Decrease font size
Increase font size
Topic Title: UPS Battery Research Resources
Topic Summary: Substandard Battery Research
Created On: 14 November 2013 04:04 PM
Status: Read Only
Linear : Threading : Single : Branch
Search Topic Search Topic
Topic Tools Topic Tools
View similar topics View similar topics
View topic in raw text format. Print this topic.
 14 November 2013 04:04 PM
User is offline View Users Profile Print this message


Posts: 1
Joined: 14 November 2013

Good Day - I am a program manager supporting a team of CET's maintaining a number of small, but high density data centers for a large client. We have encountered an issue with two separate strings of batteries (140 ea.) at two different locations. The batteries are out of manufacturer warranty, but less than three years old (VRLA). The batteries are labeled from the UPS manufacturer, but our third party UPS support vendor has stated that these batteries are private labeled for the UPS manufacturer from an OEM in Asia and have exhibited an abnormally high rate of premature failure.

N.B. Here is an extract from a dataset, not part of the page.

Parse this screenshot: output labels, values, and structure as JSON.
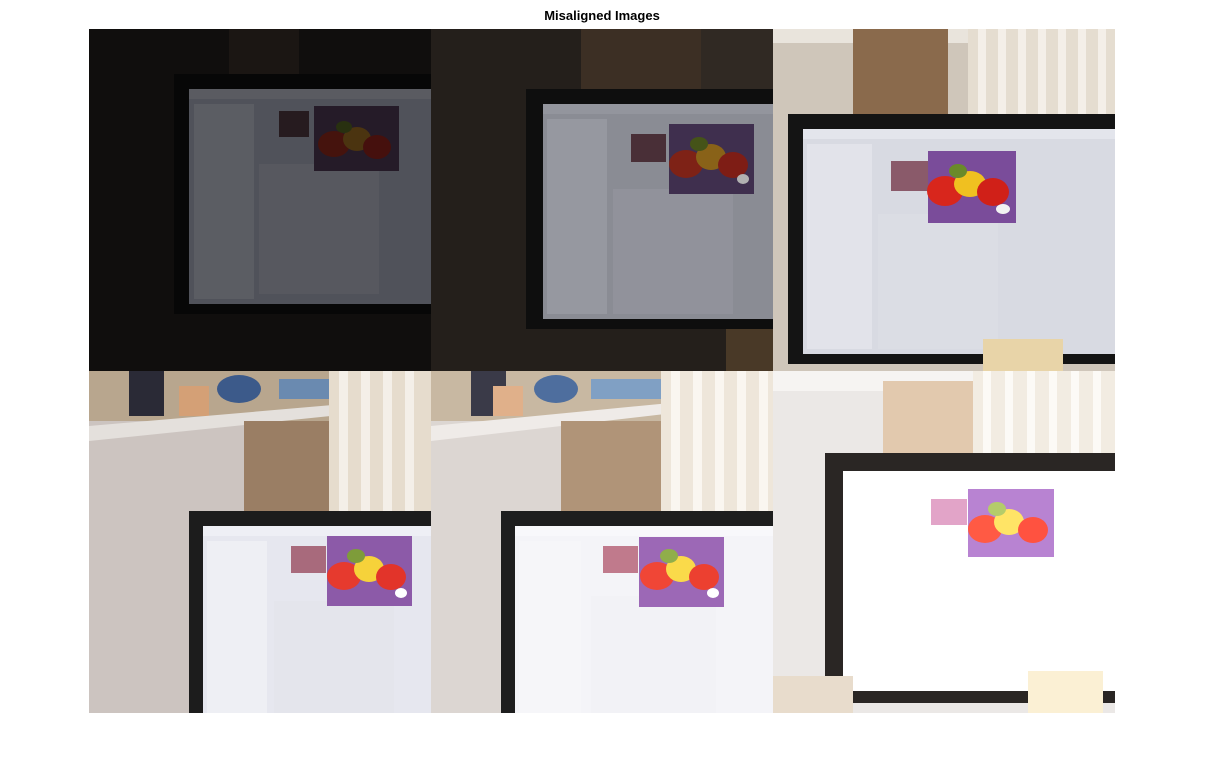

I've queried the third party vendor for "official" documentation on their assertion, checked the UPS manufacturer website and have done a number web searches (based on UPS manufacturer, Battery OEM name, etc.) and have found nothing indicating that this may be a known or widely known issue.

I am trying to gather information so that our client can go back to the UPS manufacturer with data/technical service bulletins, etc. and request replacement, if these are substandard batteries. So I am not necessarily looking for an answer as to why the batteries failed, but whether someone may have resources or specific sites they may be able to point me to, so I can do further research.

Apologies if this is the incorrect venue for my question, I realize my question may not be completely on topic for this forum. I've been intentionally vague about the parties involved, as I don't want to cast aspersions with nothing but "tribal knowledge". Your help would be greatly appreciated.
 18 November 2013 01:39 AM
User is offline View Users Profile Print this message


Posts: 225
Joined: 09 September 2002

I don't think I can offer the level of expertise you need, and it's been quite a few years since I've had close contact with batteries, but in the absence of other responses, I offer the following.

You don't identify the cause of failure, or indeed if the failure mode was common. Batteries can be built to different standards, so a starting point could be to enquire of this from the vendor or from contract documentation. Does the design duty properly meet the duty demanded by your operations - eg are these batteries being float charged with occassional short periods of discharge, or are they being frequently discharged to a low state of charge - this latter duty being more onerous, particularly if being taken to states of charge <20%, where the life expectancy can fall like a stone.

Other factors reducing operational life are:
- batteries getting too hot, either because inadequate space for airflow between battery units, or high ambient temperatures in the battery room
- charge voltages too high. VRLA batteries are very sensitive to even small increases in float voltage from that specified (2.27 volts per cell comes to mind at ~ 20deg C, but check the manual)
- charge voltages too low (or insufficient time being allowed to recharge) resulting in the batteries never being fully recharged
- high levels of ac ripple on the dc charge voltage
- poor temperature compensation on float voltage levels
- excessive number of parallel battery strings (resulting in poor sharing between strings and/ or circulating currents)

The culpability of your vendor may be moderated by operational or environmental conditions that are outwith their control, or that weren't advised at the time of contract award, so some detective work may be necessary. It sound like there could be substantial costs in the battery replacements, so employing an appropriately experienced consultant may be a good way forward.

Good luck and keep us posted.


See Also:

FuseTalk Standard Edition v3.2 - © 1999-2016 FuseTalk Inc. All rights reserved.